═══ Material for the task

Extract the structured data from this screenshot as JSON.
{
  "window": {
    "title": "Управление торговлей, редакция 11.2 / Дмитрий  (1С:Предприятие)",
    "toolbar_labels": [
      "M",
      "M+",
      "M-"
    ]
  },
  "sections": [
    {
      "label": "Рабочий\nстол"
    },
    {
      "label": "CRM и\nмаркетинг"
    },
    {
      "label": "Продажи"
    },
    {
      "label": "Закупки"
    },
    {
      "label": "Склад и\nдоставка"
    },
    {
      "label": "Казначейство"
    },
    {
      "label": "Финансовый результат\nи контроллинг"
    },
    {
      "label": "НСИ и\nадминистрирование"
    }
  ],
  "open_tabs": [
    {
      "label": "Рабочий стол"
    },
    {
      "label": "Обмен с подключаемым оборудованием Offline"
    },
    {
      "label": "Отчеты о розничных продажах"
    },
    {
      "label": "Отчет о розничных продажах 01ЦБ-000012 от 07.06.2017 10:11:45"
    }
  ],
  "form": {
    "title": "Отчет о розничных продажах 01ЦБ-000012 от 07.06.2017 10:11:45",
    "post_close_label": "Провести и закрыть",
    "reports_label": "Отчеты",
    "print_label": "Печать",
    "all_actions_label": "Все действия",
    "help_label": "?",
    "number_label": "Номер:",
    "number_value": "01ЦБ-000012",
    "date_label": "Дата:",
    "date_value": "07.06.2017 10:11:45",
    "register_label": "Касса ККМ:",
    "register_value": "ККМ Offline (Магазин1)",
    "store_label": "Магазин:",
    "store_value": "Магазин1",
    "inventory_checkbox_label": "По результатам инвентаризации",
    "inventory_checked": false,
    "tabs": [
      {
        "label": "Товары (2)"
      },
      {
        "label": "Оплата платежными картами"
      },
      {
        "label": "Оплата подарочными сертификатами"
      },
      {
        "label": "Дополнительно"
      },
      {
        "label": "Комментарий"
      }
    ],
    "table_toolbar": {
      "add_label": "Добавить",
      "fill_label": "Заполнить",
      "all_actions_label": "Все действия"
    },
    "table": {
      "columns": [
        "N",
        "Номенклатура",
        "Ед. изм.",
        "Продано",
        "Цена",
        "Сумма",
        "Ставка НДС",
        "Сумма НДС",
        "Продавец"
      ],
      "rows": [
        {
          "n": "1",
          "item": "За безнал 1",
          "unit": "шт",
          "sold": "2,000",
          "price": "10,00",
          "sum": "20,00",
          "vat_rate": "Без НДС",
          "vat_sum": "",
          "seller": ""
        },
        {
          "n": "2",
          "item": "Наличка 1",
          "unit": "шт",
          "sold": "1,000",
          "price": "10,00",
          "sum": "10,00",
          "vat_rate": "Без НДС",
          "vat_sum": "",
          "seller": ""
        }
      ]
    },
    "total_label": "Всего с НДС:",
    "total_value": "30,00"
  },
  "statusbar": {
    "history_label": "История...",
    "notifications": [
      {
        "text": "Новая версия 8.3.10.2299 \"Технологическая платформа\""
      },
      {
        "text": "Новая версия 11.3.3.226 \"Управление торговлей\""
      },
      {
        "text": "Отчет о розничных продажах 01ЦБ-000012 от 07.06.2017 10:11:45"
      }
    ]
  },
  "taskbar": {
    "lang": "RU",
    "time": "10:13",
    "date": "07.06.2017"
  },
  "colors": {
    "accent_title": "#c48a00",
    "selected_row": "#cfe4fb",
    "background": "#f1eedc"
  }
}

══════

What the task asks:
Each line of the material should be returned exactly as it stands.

Answer box:
Extract the structured data from this screenshot as JSON.
{
  "window": {
    "title": "Управление торговлей, редакция 11.2 / Дмитрий  (1С:Предприятие)",
    "toolbar_labels": [
      "M",
      "M+",
      "M-"
    ]
  },
  "sections": [
    {
      "label": "Рабочий\nстол"
    },
    {
      "label": "CRM и\nмаркетинг"
    },
    {
      "label": "Продажи"
    },
    {
      "label": "Закупки"
    },
    {
      "label": "Склад и\nдоставка"
    },
    {
      "label": "Казначейство"
    },
    {
      "label": "Финансовый результат\nи контроллинг"
    },
    {
      "label": "НСИ и\nадминистрирование"
    }
  ],
  "open_tabs": [
    {
      "label": "Рабочий стол"
    },
    {
      "label": "Обмен с подключаемым оборудованием Offline"
    },
    {
      "label": "Отчеты о розничных продажах"
    },
    {
      "label": "Отчет о розничных продажах 01ЦБ-000012 от 07.06.2017 10:11:45"
    }
  ],
  "form": {
    "title": "Отчет о розничных продажах 01ЦБ-000012 от 07.06.2017 10:11:45",
    "post_close_label": "Провести и закрыть",
    "reports_label": "Отчеты",
    "print_label": "Печать",
    "all_actions_label": "Все действия",
    "help_label": "?",
    "number_label": "Номер:",
    "number_value": "01ЦБ-000012",
    "date_label": "Дата:",
    "date_value": "07.06.2017 10:11:45",
    "register_label": "Касса ККМ:",
    "register_value": "ККМ Offline (Магазин1)",
    "store_label": "Магазин:",
    "store_value": "Магазин1",
    "inventory_checkbox_label": "По результатам инвентаризации",
    "inventory_checked": false,
    "tabs": [
      {
        "label": "Товары (2)"
      },
      {
        "label": "Оплата платежными картами"
      },
      {
        "label": "Оплата подарочными сертификатами"
      },
      {
        "label": "Дополнительно"
      },
      {
        "label": "Комментарий"
      }
    ],
    "table_toolbar": {
      "add_label": "Добавить",
      "fill_label": "Заполнить",
      "all_actions_label": "Все действия"
    },
    "table": {
      "columns": [
        "N",
        "Номенклатура",
        "Ед. изм.",
        "Продано",
        "Цена",
        "Сумма",
        "Ставка НДС",
        "Сумма НДС",
        "Продавец"
      ],
      "rows": [
        {
          "n": "1",
          "item": "За безнал 1",
          "unit": "шт",
          "sold": "2,000",
          "price": "10,00",
          "sum": "20,00",
          "vat_rate": "Без НДС",
          "vat_sum": "",
          "seller": ""
        },
        {
          "n": "2",
          "item": "Наличка 1",
          "unit": "шт",
          "sold": "1,000",
          "price": "10,00",
          "sum": "10,00",
          "vat_rate": "Без НДС",
          "vat_sum": "",
          "seller": ""
        }
      ]
    },
    "total_label": "Всего с НДС:",
    "total_value": "30,00"
  },
  "statusbar": {
    "history_label": "История...",
    "notifications": [
      {
        "text": "Новая версия 8.3.10.2299 \"Технологическая платформа\""
      },
      {
        "text": "Новая версия 11.3.3.226 \"Управление торговлей\""
      },
      {
        "text": "Отчет о розничных продажах 01ЦБ-000012 от 07.06.2017 10:11:45"
      }
    ]
  },
  "taskbar": {
    "lang": "RU",
    "time": "10:13",
    "date": "07.06.2017"
  },
  "colors": {
    "accent_title": "#c48a00",
    "selected_row": "#cfe4fb",
    "background": "#f1eedc"
  }
}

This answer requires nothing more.